DIRECTIONS
Select every line containing the word "system" from the material, and copy those lines.

** RECORDS PROVIDED follows **

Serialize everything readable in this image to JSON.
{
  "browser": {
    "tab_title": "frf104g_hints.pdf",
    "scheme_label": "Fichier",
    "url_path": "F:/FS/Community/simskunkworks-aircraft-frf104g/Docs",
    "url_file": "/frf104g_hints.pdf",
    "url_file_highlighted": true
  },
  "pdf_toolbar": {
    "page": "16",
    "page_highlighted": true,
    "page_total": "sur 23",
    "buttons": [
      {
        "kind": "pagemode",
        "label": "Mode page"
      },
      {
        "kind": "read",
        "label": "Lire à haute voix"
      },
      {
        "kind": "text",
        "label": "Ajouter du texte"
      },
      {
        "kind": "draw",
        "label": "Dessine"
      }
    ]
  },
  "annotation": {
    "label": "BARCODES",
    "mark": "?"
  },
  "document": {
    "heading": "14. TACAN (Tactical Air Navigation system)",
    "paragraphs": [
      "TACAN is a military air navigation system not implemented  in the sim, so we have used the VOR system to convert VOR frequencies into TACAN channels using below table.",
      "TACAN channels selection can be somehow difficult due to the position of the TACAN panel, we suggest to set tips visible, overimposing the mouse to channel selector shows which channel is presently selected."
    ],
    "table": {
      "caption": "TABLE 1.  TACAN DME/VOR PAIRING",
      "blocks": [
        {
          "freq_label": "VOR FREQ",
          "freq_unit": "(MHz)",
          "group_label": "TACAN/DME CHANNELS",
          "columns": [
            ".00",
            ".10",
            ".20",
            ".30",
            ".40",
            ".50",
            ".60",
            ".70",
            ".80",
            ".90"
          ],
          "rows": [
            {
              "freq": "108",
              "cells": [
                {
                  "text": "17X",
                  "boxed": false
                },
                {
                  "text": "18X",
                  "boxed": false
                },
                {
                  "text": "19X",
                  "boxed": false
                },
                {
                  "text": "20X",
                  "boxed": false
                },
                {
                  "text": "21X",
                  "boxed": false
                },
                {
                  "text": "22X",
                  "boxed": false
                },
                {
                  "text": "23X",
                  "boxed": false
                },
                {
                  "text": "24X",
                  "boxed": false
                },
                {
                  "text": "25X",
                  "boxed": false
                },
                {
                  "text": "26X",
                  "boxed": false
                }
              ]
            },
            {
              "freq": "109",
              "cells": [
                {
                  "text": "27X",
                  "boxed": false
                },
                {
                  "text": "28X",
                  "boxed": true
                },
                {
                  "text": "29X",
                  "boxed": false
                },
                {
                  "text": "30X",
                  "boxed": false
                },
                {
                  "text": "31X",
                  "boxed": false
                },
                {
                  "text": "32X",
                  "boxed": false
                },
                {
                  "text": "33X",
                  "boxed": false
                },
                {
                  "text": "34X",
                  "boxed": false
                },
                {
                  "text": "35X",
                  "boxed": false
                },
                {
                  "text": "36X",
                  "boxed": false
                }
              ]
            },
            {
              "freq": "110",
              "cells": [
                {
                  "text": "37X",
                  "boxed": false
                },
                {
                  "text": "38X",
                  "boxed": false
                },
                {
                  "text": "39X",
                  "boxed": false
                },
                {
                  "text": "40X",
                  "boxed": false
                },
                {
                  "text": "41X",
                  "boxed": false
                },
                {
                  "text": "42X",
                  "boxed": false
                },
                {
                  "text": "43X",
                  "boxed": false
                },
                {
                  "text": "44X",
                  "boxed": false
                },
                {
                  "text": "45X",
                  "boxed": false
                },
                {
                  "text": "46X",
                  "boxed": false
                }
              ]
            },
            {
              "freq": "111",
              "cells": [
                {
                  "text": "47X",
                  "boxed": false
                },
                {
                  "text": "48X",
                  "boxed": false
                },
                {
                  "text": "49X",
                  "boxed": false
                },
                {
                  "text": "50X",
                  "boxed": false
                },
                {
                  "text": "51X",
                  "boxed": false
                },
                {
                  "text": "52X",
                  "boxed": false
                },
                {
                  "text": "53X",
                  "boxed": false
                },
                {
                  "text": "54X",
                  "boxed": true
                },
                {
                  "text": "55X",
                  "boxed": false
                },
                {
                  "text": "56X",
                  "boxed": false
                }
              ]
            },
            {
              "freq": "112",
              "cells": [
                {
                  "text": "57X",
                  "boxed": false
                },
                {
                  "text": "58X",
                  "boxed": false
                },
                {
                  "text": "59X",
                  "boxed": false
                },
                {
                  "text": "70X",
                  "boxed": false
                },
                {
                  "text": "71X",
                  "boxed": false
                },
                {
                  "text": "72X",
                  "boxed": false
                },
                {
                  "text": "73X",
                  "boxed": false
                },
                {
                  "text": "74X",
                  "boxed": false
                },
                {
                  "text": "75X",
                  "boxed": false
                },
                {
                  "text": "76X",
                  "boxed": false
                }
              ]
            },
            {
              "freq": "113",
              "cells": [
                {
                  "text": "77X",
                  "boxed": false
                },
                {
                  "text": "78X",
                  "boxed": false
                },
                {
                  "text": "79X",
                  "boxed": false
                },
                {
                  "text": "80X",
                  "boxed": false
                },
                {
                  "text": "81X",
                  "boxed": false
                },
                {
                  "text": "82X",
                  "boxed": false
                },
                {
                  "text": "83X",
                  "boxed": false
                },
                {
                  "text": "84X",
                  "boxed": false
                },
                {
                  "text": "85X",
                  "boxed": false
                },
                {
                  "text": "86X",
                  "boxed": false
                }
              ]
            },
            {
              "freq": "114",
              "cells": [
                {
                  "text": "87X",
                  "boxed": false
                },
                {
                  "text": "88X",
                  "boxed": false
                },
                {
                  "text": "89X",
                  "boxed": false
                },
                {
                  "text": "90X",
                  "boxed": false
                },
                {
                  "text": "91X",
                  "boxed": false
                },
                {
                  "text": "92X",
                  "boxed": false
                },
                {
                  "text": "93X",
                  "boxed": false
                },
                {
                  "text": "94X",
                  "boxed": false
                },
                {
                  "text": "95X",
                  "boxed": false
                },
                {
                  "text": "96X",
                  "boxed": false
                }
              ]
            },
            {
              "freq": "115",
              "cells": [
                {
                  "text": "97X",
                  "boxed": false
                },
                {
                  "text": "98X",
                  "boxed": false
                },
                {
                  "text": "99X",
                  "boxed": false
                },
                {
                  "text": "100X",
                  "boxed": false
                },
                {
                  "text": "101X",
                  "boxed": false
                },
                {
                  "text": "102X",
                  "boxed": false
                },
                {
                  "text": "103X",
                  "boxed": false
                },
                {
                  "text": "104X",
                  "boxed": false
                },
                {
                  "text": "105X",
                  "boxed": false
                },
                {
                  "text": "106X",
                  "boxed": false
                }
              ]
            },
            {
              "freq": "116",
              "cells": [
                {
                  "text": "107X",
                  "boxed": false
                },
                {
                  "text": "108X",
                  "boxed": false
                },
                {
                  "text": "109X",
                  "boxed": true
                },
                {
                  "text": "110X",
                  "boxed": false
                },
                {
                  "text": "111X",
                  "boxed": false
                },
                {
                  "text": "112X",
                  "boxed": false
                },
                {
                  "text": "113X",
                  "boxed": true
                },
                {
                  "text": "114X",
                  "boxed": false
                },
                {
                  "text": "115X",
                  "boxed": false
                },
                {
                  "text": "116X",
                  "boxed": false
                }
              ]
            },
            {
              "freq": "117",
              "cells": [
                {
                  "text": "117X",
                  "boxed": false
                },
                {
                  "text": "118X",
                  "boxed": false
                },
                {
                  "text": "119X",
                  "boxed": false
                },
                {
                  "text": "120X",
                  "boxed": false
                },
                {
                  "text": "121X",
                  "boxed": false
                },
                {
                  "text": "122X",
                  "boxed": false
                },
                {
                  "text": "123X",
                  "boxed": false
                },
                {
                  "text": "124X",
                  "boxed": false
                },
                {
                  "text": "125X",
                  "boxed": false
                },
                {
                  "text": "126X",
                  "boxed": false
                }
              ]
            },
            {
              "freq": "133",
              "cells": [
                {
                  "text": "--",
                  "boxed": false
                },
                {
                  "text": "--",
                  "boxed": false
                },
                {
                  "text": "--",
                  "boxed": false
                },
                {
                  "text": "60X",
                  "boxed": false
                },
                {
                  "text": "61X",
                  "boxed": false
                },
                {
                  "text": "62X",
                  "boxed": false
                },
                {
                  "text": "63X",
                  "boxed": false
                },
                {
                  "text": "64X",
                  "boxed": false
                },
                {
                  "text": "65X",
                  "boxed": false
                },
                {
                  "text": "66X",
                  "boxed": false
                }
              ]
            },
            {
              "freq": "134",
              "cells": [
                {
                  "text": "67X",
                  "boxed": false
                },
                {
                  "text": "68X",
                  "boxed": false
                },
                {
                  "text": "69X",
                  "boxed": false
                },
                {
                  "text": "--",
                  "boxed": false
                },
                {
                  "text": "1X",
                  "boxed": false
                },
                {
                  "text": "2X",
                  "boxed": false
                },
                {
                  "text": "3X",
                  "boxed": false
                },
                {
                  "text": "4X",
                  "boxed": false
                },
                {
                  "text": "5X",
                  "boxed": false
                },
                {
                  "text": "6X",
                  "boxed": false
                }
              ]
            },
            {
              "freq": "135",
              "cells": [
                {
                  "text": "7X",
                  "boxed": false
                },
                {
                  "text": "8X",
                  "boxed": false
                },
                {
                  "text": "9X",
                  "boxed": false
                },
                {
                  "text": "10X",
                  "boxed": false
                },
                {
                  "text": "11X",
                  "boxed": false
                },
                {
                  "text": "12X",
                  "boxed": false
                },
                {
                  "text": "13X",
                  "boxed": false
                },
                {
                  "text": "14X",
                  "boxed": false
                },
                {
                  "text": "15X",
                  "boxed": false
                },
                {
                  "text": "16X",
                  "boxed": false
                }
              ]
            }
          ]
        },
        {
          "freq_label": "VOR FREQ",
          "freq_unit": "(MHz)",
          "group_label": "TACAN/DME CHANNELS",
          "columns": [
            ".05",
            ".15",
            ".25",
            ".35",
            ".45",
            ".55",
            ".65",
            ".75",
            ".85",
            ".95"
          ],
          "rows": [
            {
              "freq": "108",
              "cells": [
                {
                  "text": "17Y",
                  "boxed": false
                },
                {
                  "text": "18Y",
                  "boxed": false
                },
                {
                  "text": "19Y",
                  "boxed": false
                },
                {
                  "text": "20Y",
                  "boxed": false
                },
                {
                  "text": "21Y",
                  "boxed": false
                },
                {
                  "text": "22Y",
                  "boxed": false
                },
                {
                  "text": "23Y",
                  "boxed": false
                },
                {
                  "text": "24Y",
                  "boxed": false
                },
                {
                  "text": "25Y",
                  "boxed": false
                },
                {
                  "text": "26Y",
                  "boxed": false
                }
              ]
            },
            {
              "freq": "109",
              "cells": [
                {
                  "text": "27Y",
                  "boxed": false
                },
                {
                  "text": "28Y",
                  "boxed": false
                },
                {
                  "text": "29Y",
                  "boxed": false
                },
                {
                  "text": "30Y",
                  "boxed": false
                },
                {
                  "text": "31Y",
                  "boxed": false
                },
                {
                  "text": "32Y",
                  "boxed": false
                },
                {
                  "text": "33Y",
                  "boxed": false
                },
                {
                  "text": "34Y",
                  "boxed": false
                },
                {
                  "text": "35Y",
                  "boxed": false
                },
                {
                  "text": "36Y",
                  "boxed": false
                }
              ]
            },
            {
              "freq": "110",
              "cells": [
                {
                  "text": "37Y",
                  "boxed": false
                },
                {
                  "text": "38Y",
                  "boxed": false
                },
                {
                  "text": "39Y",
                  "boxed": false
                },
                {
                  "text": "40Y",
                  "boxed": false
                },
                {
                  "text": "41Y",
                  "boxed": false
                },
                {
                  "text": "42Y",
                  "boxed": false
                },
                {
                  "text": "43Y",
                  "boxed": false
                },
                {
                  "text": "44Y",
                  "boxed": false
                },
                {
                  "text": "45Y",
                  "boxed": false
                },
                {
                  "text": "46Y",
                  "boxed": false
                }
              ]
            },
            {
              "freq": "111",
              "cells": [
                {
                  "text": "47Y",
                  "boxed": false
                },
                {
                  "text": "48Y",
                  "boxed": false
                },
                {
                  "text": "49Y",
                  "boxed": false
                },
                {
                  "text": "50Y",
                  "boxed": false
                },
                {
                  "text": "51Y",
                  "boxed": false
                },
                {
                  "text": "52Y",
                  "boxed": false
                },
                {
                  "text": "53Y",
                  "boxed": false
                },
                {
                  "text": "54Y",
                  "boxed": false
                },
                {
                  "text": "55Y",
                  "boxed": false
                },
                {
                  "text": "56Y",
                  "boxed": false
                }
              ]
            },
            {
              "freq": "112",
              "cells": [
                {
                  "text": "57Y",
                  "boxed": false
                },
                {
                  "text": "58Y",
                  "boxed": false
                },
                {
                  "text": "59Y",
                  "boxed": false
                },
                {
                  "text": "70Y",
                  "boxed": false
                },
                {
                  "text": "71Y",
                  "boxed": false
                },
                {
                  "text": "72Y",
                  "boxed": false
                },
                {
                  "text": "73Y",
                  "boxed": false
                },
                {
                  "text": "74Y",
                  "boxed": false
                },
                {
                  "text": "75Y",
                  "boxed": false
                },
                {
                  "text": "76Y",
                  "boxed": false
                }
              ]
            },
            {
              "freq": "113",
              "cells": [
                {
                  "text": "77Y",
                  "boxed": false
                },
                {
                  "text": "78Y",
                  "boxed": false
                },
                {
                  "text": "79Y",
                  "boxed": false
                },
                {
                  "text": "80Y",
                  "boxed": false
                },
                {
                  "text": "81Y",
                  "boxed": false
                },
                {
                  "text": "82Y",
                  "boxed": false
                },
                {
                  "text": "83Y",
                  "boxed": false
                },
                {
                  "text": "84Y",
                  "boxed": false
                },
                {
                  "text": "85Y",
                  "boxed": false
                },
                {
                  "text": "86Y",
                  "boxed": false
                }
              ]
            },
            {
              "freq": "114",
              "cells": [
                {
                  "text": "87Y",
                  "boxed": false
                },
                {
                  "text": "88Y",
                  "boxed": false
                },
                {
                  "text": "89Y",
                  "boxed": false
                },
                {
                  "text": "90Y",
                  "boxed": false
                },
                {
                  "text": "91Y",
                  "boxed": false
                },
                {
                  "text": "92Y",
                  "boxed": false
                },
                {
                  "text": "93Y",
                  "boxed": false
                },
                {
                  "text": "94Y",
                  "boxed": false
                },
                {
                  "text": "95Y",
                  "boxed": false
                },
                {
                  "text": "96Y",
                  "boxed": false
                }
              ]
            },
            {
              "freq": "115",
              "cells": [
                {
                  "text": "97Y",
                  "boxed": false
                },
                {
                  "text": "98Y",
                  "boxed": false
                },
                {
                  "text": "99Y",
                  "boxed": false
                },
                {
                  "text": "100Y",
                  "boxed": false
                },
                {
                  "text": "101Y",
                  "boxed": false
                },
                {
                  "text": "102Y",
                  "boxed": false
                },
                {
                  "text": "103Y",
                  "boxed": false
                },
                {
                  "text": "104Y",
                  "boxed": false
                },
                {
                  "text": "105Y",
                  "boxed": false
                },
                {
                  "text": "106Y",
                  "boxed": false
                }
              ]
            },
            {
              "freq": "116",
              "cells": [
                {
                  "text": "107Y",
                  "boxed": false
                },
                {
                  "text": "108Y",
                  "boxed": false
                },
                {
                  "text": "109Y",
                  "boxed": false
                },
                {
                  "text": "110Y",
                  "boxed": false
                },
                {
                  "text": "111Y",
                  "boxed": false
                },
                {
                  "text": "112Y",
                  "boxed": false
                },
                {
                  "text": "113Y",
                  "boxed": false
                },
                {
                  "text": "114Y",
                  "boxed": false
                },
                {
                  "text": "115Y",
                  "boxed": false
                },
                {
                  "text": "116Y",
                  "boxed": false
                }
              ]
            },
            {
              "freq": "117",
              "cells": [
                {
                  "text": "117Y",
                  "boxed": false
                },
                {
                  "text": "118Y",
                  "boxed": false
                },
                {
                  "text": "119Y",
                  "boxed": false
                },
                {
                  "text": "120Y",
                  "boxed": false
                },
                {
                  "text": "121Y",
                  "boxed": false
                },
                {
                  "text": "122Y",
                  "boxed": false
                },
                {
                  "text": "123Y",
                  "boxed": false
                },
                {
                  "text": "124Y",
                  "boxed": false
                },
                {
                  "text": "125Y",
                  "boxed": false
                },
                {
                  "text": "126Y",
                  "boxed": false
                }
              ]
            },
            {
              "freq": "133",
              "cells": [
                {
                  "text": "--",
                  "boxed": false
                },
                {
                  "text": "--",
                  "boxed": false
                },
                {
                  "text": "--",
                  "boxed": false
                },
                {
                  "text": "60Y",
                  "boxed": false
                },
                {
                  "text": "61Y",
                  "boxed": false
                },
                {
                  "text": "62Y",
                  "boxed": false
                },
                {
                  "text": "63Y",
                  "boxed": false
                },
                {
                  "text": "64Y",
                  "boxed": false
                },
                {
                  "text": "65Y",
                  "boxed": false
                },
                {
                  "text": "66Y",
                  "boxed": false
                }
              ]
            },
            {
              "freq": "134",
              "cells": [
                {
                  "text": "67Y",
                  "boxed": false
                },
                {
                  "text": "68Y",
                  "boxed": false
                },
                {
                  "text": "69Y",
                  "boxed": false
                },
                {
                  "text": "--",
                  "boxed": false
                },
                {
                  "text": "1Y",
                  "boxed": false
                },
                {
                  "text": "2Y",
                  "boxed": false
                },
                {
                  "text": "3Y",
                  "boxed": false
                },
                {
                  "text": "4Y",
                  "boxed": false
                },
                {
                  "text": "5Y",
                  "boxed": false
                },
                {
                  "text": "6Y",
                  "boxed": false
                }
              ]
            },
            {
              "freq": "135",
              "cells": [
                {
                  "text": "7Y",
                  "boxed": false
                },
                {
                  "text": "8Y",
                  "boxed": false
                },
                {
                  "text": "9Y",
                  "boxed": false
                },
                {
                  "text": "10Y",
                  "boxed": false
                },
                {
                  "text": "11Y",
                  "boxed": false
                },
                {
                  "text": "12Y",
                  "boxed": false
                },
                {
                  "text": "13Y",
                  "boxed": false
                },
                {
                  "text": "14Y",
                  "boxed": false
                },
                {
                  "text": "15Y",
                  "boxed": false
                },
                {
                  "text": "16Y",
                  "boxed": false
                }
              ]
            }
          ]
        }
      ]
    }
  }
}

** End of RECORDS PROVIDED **

EXPECTED ANSWER
    "heading": "14. TACAN (Tactical Air Navigation system)",
      "TACAN is a military air navigation system not implemented  in the sim, so we have used the VOR system to convert VOR frequencies into TACAN channels using below table.",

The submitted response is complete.